Your objective: Word for word, repeat each of the records below.

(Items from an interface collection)
====================

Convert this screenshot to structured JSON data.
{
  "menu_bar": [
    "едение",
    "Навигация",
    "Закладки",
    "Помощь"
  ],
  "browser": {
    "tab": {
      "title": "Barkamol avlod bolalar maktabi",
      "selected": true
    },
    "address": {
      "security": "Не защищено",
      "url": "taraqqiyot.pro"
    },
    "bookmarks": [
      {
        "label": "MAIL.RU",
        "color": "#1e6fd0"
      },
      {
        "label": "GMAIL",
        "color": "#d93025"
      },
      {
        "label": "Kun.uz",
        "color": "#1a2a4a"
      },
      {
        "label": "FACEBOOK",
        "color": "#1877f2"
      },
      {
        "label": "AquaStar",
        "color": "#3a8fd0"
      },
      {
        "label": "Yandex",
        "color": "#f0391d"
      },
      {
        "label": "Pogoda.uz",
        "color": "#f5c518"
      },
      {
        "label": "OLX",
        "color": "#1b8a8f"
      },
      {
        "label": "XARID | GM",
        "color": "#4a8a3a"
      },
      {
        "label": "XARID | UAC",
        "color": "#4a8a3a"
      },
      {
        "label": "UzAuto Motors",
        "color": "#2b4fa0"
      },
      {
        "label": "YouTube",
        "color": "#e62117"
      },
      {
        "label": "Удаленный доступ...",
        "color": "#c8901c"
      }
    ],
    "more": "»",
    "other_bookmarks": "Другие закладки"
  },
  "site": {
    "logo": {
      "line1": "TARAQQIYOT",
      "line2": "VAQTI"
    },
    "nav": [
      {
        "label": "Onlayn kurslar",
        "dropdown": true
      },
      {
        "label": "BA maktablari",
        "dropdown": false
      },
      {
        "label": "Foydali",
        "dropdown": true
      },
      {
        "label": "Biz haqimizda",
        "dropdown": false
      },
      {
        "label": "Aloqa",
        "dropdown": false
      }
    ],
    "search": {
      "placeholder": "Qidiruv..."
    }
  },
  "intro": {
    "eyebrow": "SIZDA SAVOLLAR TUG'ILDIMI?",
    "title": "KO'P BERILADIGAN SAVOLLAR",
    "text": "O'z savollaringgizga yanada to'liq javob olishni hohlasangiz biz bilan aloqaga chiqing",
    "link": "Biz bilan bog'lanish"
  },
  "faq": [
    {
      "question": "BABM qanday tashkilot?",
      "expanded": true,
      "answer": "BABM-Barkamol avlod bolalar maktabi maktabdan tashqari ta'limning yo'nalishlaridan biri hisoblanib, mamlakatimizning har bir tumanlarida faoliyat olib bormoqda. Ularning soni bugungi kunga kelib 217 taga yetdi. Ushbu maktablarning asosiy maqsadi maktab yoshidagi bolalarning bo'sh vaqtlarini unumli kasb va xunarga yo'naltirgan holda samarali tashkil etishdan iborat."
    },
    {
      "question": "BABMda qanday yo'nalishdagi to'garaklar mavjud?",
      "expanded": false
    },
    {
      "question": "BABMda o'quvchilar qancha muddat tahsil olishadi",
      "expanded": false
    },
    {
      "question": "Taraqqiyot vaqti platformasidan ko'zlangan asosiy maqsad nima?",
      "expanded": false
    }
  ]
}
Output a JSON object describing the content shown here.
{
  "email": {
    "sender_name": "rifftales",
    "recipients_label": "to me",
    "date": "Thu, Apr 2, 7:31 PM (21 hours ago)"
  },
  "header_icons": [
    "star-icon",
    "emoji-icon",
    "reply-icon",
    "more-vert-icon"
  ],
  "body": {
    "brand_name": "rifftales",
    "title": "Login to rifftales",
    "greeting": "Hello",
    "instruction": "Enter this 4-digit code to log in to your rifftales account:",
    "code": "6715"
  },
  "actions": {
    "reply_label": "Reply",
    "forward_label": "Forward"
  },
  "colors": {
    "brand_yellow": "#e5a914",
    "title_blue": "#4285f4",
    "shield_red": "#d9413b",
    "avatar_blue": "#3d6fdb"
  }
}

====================

Answer box:
Convert this screenshot to structured JSON data.
{
  "menu_bar": [
    "едение",
    "Навигация",
    "Закладки",
    "Помощь"
  ],
  "browser": {
    "tab": {
      "title": "Barkamol avlod bolalar maktabi",
      "selected": true
    },
    "address": {
      "security": "Не защищено",
      "url": "taraqqiyot.pro"
    },
    "bookmarks": [
      {
        "label": "MAIL.RU",
        "color": "#1e6fd0"
      },
      {
        "label": "GMAIL",
        "color": "#d93025"
      },
      {
        "label": "Kun.uz",
        "color": "#1a2a4a"
      },
      {
        "label": "FACEBOOK",
        "color": "#1877f2"
      },
      {
        "label": "AquaStar",
        "color": "#3a8fd0"
      },
      {
        "label": "Yandex",
        "color": "#f0391d"
      },
      {
        "label": "Pogoda.uz",
        "color": "#f5c518"
      },
      {
        "label": "OLX",
        "color": "#1b8a8f"
      },
      {
        "label": "XARID | GM",
        "color": "#4a8a3a"
      },
      {
        "label": "XARID | UAC",
        "color": "#4a8a3a"
      },
      {
        "label": "UzAuto Motors",
        "color": "#2b4fa0"
      },
      {
        "label": "YouTube",
        "color": "#e62117"
      },
      {
        "label": "Удаленный доступ...",
        "color": "#c8901c"
      }
    ],
    "more": "»",
    "other_bookmarks": "Другие закладки"
  },
  "site": {
    "logo": {
      "line1": "TARAQQIYOT",
      "line2": "VAQTI"
    },
    "nav": [
      {
        "label": "Onlayn kurslar",
        "dropdown": true
      },
      {
        "label": "BA maktablari",
        "dropdown": false
      },
      {
        "label": "Foydali",
        "dropdown": true
      },
      {
        "label": "Biz haqimizda",
        "dropdown": false
      },
      {
        "label": "Aloqa",
        "dropdown": false
      }
    ],
    "search": {
      "placeholder": "Qidiruv..."
    }
  },
  "intro": {
    "eyebrow": "SIZDA SAVOLLAR TUG'ILDIMI?",
    "title": "KO'P BERILADIGAN SAVOLLAR",
    "text": "O'z savollaringgizga yanada to'liq javob olishni hohlasangiz biz bilan aloqaga chiqing",
    "link": "Biz bilan bog'lanish"
  },
  "faq": [
    {
      "question": "BABM qanday tashkilot?",
      "expanded": true,
      "answer": "BABM-Barkamol avlod bolalar maktabi maktabdan tashqari ta'limning yo'nalishlaridan biri hisoblanib, mamlakatimizning har bir tumanlarida faoliyat olib bormoqda. Ularning soni bugungi kunga kelib 217 taga yetdi. Ushbu maktablarning asosiy maqsadi maktab yoshidagi bolalarning bo'sh vaqtlarini unumli kasb va xunarga yo'naltirgan holda samarali tashkil etishdan iborat."
    },
    {
      "question": "BABMda qanday yo'nalishdagi to'garaklar mavjud?",
      "expanded": false
    },
    {
      "question": "BABMda o'quvchilar qancha muddat tahsil olishadi",
      "expanded": false
    },
    {
      "question": "Taraqqiyot vaqti platformasidan ko'zlangan asosiy maqsad nima?",
      "expanded": false
    }
  ]
}
Output a JSON object describing the content shown here.
{
  "email": {
    "sender_name": "rifftales",
    "recipients_label": "to me",
    "date": "Thu, Apr 2, 7:31 PM (21 hours ago)"
  },
  "header_icons": [
    "star-icon",
    "emoji-icon",
    "reply-icon",
    "more-vert-icon"
  ],
  "body": {
    "brand_name": "rifftales",
    "title": "Login to rifftales",
    "greeting": "Hello",
    "instruction": "Enter this 4-digit code to log in to your rifftales account:",
    "code": "6715"
  },
  "actions": {
    "reply_label": "Reply",
    "forward_label": "Forward"
  },
  "colors": {
    "brand_yellow": "#e5a914",
    "title_blue": "#4285f4",
    "shield_red": "#d9413b",
    "avatar_blue": "#3d6fdb"
  }
}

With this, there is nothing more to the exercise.